The Canadian Community Health Survey, released Wednesday, found 17.7 per cent of Canadians aged 12 and older smoked either daily or occasionally in 2015, down slightly from 18.1 per cent a year earlier. (Alan Diaz/AP Photo)
Sheryl Ubelacker, The Canadian Press
Published Thursday, September 13, 2018 1:24PM EDT
Last Updated Thursday, September 13, 2018 1:31PM EDT
TORONTO -- A growing number of university and college campuses across the country are now fully smoke-free -- both indoors and out, says a report by the Canadian Cancer Society released Thursday.
The report says there are now 65 post-secondary institutions that prohibit smoking anywhere on campus, more than double the number in 2017, when 30 colleges and university campuses had implemented smoke-free policies. That's also a dramatic rise from a decade earlier, when only four such institutions had full smoking bans.
Dalhousie University in Halifax was among the first to make its campus 100 per cent smoke-free, in 2003. Those that have followed include the University of Regina, McMaster University in Hamilton and George Brown College in Toronto.
"The trend is accelerating," Rob Cunningham, senior policy analyst at the Canadian Cancer Society, said from Ottawa. "We've seen the feasibility at various colleges and universities doing it, which then prompts encouragement to nearby institutions to do the same thing.
"That's positive because not only is there protection from second-hand smoke, but it's a great motivator for smokers to quit because it's less convenient."
Of the universities and colleges that are smoke-free, many have policies that also apply to cannabis, hookah smoking and e-cigarettes.
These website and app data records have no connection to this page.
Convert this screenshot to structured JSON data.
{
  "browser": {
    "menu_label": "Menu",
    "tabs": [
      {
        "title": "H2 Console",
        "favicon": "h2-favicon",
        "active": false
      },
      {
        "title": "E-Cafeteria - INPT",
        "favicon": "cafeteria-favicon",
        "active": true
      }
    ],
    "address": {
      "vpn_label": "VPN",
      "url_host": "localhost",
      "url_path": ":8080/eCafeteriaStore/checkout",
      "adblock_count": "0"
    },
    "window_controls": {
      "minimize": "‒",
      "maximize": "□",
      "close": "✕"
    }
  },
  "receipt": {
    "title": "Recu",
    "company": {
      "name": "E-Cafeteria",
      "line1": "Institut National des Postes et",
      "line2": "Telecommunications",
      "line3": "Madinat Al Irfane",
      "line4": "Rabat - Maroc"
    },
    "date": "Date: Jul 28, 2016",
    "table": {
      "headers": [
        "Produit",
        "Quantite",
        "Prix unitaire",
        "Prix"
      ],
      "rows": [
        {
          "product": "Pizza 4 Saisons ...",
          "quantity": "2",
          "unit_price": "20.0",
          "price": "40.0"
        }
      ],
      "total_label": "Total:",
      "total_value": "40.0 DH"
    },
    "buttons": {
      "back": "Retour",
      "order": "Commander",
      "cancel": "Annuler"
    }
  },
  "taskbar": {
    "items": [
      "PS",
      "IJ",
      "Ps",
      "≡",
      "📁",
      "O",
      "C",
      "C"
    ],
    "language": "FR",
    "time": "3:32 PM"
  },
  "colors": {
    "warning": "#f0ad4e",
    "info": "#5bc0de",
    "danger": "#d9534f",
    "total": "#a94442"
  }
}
Next month's legalization of recreational marijuana is also spurring many post-secondary institutions to strengthen current smoke-free policies and may prod others to bring in their own bans.
"Suddenly, it's going to be legal to smoke cannabis. There are many underage students," said Cunningham, noting that depending on the province, those under the age of 18 or 19 are prohibited from smoking pot.
The easiest thing for all of the country's 260 colleges and universities to do, he said, "is to say you can't smoke anything anywhere on campus."
The Canadian Cancer Society is also concerned about the growing use of e-cigarettes, particularly among youth -- a phenomenon the commissioner of the U.S. Food and Drug Administration characterized this week as an "epidemic of addiction," mainly driven by flavoured products.
"Most campuses adopting policies are applying them to smoking of anything, including cannabis, and applying it to e-cigarettes as well," said Cunningham.
"But it is good for policies to be comprehensive," he said. "One of the reasons for that is that you can consume cannabis through an e-cigarette. That's part of the context of why there shouldn't be vaping either on campus."